Items from an interface collection
######
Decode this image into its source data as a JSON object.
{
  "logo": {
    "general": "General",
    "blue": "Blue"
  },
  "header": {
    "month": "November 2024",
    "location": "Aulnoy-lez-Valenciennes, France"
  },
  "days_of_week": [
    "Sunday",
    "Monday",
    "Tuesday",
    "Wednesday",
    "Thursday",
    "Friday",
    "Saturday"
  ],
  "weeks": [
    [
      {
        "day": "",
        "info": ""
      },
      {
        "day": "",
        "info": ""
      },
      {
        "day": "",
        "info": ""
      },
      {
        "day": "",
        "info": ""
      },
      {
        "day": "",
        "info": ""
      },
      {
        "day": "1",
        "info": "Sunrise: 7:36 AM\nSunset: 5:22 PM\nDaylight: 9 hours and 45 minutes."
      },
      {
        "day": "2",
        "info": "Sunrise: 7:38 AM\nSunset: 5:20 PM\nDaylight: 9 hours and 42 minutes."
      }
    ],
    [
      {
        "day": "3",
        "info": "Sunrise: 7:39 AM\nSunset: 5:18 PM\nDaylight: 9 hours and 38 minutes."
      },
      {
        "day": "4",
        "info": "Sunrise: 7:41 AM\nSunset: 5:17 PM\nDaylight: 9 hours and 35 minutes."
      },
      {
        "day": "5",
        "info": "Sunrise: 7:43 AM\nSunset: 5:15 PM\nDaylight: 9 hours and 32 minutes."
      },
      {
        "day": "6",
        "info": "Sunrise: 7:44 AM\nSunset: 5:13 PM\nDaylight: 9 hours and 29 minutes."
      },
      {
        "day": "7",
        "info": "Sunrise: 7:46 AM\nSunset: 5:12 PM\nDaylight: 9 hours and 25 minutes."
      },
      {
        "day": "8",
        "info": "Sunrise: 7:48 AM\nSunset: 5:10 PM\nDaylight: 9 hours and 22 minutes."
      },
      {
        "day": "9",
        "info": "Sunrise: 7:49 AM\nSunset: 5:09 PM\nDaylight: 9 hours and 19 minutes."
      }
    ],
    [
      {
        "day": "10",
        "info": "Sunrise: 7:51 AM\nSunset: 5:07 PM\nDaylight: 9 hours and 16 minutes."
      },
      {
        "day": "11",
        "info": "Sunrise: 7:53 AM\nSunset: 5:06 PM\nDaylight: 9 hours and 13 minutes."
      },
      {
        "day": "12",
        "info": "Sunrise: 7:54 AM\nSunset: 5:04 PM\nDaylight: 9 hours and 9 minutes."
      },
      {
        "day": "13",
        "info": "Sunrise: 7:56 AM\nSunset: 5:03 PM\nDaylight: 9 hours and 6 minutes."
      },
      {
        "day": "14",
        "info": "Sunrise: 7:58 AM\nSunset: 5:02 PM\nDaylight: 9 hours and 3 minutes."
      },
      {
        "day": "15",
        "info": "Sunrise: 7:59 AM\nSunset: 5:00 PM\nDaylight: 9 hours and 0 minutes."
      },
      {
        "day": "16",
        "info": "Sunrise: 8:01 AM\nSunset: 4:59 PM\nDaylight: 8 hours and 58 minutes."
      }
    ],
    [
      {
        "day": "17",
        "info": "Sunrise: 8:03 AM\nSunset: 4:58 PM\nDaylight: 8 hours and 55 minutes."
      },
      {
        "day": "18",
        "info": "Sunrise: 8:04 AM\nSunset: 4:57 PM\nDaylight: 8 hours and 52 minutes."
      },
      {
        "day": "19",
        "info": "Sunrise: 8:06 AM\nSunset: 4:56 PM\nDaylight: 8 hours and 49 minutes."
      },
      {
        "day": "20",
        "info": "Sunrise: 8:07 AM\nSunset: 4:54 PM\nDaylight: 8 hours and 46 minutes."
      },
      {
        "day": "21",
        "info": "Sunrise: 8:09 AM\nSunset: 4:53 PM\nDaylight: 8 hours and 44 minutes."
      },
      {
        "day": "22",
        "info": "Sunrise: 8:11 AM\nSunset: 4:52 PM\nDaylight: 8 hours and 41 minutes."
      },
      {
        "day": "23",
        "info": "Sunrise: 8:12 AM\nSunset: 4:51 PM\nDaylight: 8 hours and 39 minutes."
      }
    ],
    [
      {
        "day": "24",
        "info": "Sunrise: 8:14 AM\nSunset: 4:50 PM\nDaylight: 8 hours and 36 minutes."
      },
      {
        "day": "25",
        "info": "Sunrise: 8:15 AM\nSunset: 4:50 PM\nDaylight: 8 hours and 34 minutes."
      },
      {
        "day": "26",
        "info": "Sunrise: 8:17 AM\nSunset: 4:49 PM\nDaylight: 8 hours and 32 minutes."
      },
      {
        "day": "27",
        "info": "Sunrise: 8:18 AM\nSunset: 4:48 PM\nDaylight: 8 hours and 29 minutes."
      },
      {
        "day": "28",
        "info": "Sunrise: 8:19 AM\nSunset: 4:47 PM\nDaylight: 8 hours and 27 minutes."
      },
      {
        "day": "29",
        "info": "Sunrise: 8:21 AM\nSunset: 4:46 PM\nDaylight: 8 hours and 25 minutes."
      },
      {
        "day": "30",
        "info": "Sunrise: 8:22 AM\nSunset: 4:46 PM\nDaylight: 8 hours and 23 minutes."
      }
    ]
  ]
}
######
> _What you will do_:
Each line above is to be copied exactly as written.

> _Response to this exercise_:
Decode this image into its source data as a JSON object.
{
  "logo": {
    "general": "General",
    "blue": "Blue"
  },
  "header": {
    "month": "November 2024",
    "location": "Aulnoy-lez-Valenciennes, France"
  },
  "days_of_week": [
    "Sunday",
    "Monday",
    "Tuesday",
    "Wednesday",
    "Thursday",
    "Friday",
    "Saturday"
  ],
  "weeks": [
    [
      {
        "day": "",
        "info": ""
      },
      {
        "day": "",
        "info": ""
      },
      {
        "day": "",
        "info": ""
      },
      {
        "day": "",
        "info": ""
      },
      {
        "day": "",
        "info": ""
      },
      {
        "day": "1",
        "info": "Sunrise: 7:36 AM\nSunset: 5:22 PM\nDaylight: 9 hours and 45 minutes."
      },
      {
        "day": "2",
        "info": "Sunrise: 7:38 AM\nSunset: 5:20 PM\nDaylight: 9 hours and 42 minutes."
      }
    ],
    [
      {
        "day": "3",
        "info": "Sunrise: 7:39 AM\nSunset: 5:18 PM\nDaylight: 9 hours and 38 minutes."
      },
      {
        "day": "4",
        "info": "Sunrise: 7:41 AM\nSunset: 5:17 PM\nDaylight: 9 hours and 35 minutes."
      },
      {
        "day": "5",
        "info": "Sunrise: 7:43 AM\nSunset: 5:15 PM\nDaylight: 9 hours and 32 minutes."
      },
      {
        "day": "6",
        "info": "Sunrise: 7:44 AM\nSunset: 5:13 PM\nDaylight: 9 hours and 29 minutes."
      },
      {
        "day": "7",
        "info": "Sunrise: 7:46 AM\nSunset: 5:12 PM\nDaylight: 9 hours and 25 minutes."
      },
      {
        "day": "8",
        "info": "Sunrise: 7:48 AM\nSunset: 5:10 PM\nDaylight: 9 hours and 22 minutes."
      },
      {
        "day": "9",
        "info": "Sunrise: 7:49 AM\nSunset: 5:09 PM\nDaylight: 9 hours and 19 minutes."
      }
    ],
    [
      {
        "day": "10",
        "info": "Sunrise: 7:51 AM\nSunset: 5:07 PM\nDaylight: 9 hours and 16 minutes."
      },
      {
        "day": "11",
        "info": "Sunrise: 7:53 AM\nSunset: 5:06 PM\nDaylight: 9 hours and 13 minutes."
      },
      {
        "day": "12",
        "info": "Sunrise: 7:54 AM\nSunset: 5:04 PM\nDaylight: 9 hours and 9 minutes."
      },
      {
        "day": "13",
        "info": "Sunrise: 7:56 AM\nSunset: 5:03 PM\nDaylight: 9 hours and 6 minutes."
      },
      {
        "day": "14",
        "info": "Sunrise: 7:58 AM\nSunset: 5:02 PM\nDaylight: 9 hours and 3 minutes."
      },
      {
        "day": "15",
        "info": "Sunrise: 7:59 AM\nSunset: 5:00 PM\nDaylight: 9 hours and 0 minutes."
      },
      {
        "day": "16",
        "info": "Sunrise: 8:01 AM\nSunset: 4:59 PM\nDaylight: 8 hours and 58 minutes."
      }
    ],
    [
      {
        "day": "17",
        "info": "Sunrise: 8:03 AM\nSunset: 4:58 PM\nDaylight: 8 hours and 55 minutes."
      },
      {
        "day": "18",
        "info": "Sunrise: 8:04 AM\nSunset: 4:57 PM\nDaylight: 8 hours and 52 minutes."
      },
      {
        "day": "19",
        "info": "Sunrise: 8:06 AM\nSunset: 4:56 PM\nDaylight: 8 hours and 49 minutes."
      },
      {
        "day": "20",
        "info": "Sunrise: 8:07 AM\nSunset: 4:54 PM\nDaylight: 8 hours and 46 minutes."
      },
      {
        "day": "21",
        "info": "Sunrise: 8:09 AM\nSunset: 4:53 PM\nDaylight: 8 hours and 44 minutes."
      },
      {
        "day": "22",
        "info": "Sunrise: 8:11 AM\nSunset: 4:52 PM\nDaylight: 8 hours and 41 minutes."
      },
      {
        "day": "23",
        "info": "Sunrise: 8:12 AM\nSunset: 4:51 PM\nDaylight: 8 hours and 39 minutes."
      }
    ],
    [
      {
        "day": "24",
        "info": "Sunrise: 8:14 AM\nSunset: 4:50 PM\nDaylight: 8 hours and 36 minutes."
      },
      {
        "day": "25",
        "info": "Sunrise: 8:15 AM\nSunset: 4:50 PM\nDaylight: 8 hours and 34 minutes."
      },
      {
        "day": "26",
        "info": "Sunrise: 8:17 AM\nSunset: 4:49 PM\nDaylight: 8 hours and 32 minutes."
      },
      {
        "day": "27",
        "info": "Sunrise: 8:18 AM\nSunset: 4:48 PM\nDaylight: 8 hours and 29 minutes."
      },
      {
        "day": "28",
        "info": "Sunrise: 8:19 AM\nSunset: 4:47 PM\nDaylight: 8 hours and 27 minutes."
      },
      {
        "day": "29",
        "info": "Sunrise: 8:21 AM\nSunset: 4:46 PM\nDaylight: 8 hours and 25 minutes."
      },
      {
        "day": "30",
        "info": "Sunrise: 8:22 AM\nSunset: 4:46 PM\nDaylight: 8 hours and 23 minutes."
      }
    ]
  ]
}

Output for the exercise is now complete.